My WGBH-FM volunteering ended with my 1952 high school graduation. I had a great Summer job opportunity at WDEV Radio Vermont in Waterbury which began my 40+ year career in broadcasting. When I enlisted into the Army Security Agency after that, I stopped to see Hartford Gunn before I left to tell him and he offered that I could always return for possible work at WGBH. A nice thank you gesture, I thought.
After the Army Security Agency years, which also included some Armed Forces Radio work, I attended Northwestern University School of Speech (radio was still my infatuation) and did shows on WNUR, then a ten-watt FM student station. I was an NBC Page and Tour Guide on the NBC 19th floor of The Merchandise Mart in Chicago; I interned at WTTW-TV Chicago Public Television; did on-air commercial work at WEAW and WNMP in Evanston, later at WEBH-FM in The Edgewater Beach Hotel fishbowl studio in their hotel lobby and then joined an investor group to start WFMQ 107.5FM in Chicago.
My WGBH-FM introduction to public broadcasting prepared me for 12 years at Vermont Public Radio in the 1970s and four years at Vermont Public Television (ETV) as Director of Development, Fundraising, and Auction Producer as well as an on-air / on-camera program host.
In Vermont, I was offered a position with The Knight Quality Stations of Boston to develop tourism promotion and manage sales marketing initiatives while living in Montreal for six years. Relocating to Newport, Rhode Island, later to Los Angeles still in the media for several years retiring in 1992. Now at age 76, we live in The Pacific Northwest.
It s been (and still is) a terrific ride being with this theater of the mind business. Online, terrestrial, analog or digital — the signals still reach my emotional core and the melodies linger on!
My enthusiasm for radio continues with an Internet radio program, SONGBOOK AMERICA at www.bostonpete.com/russ with music from my personal collection of American standards, jazz and legendary songbook composers and performers that I record in my home studio (Bill Busiek would be proud!). Listeners email me worldwide and when they read my bio on my web page, a few have identified hearing the original WGBH-FM in Boston.
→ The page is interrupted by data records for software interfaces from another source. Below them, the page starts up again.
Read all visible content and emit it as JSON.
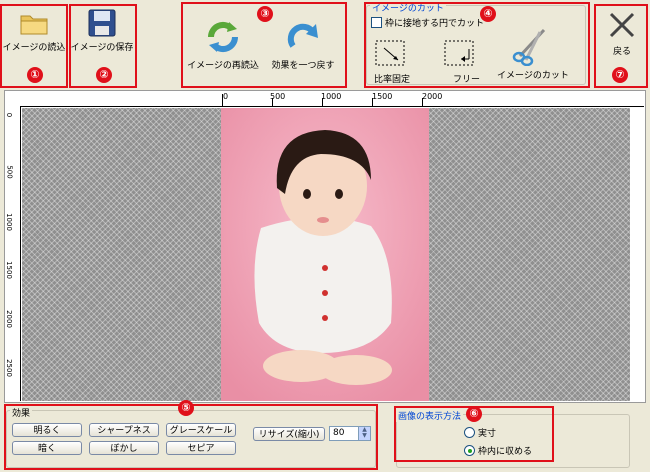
{
  "toolbar": {
    "load_label": "イメージの読込",
    "save_label": "イメージの保存",
    "reload_label": "イメージの再読込",
    "undo_label": "効果を一つ戻す",
    "back_label": "戻る"
  },
  "cut": {
    "group_title": "イメージのカット",
    "circle_checkbox_label": "枠に接地する円でカット",
    "ratio_fixed_label": "比率固定",
    "free_label": "フリー",
    "cut_label": "イメージのカット"
  },
  "ruler": {
    "top_ticks": [
      "0",
      "500",
      "1000",
      "1500",
      "2000"
    ],
    "left_ticks": [
      "0",
      "500",
      "1000",
      "1500",
      "2000",
      "2500"
    ]
  },
  "effects": {
    "group_title": "効果",
    "brighten": "明るく",
    "sharpness": "シャープネス",
    "grayscale": "グレースケール",
    "darken": "暗く",
    "blur": "ぼかし",
    "sepia": "セピア",
    "resize_label": "リサイズ(縮小)",
    "resize_value": "80"
  },
  "display": {
    "group_title": "画像の表示方法",
    "actual_size": "実寸",
    "fit_in_frame": "枠内に収める",
    "selected": "fit_in_frame"
  },
  "markers": [
    "①",
    "②",
    "③",
    "④",
    "⑤",
    "⑥",
    "⑦"
  ],
  "colors": {
    "accent_red": "#e0101a",
    "group_title_blue": "#0046d5",
    "photo_bg": "#f2a8b8"
  }
}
It’s been (and still is) a terrific ride being with this theater of the mind business called radio! Online, terrestrial, analog or digital — the signals still reach my emotional core and the melodies linger on!
I’d enjoy hearing from you if you feel the same. Thanks.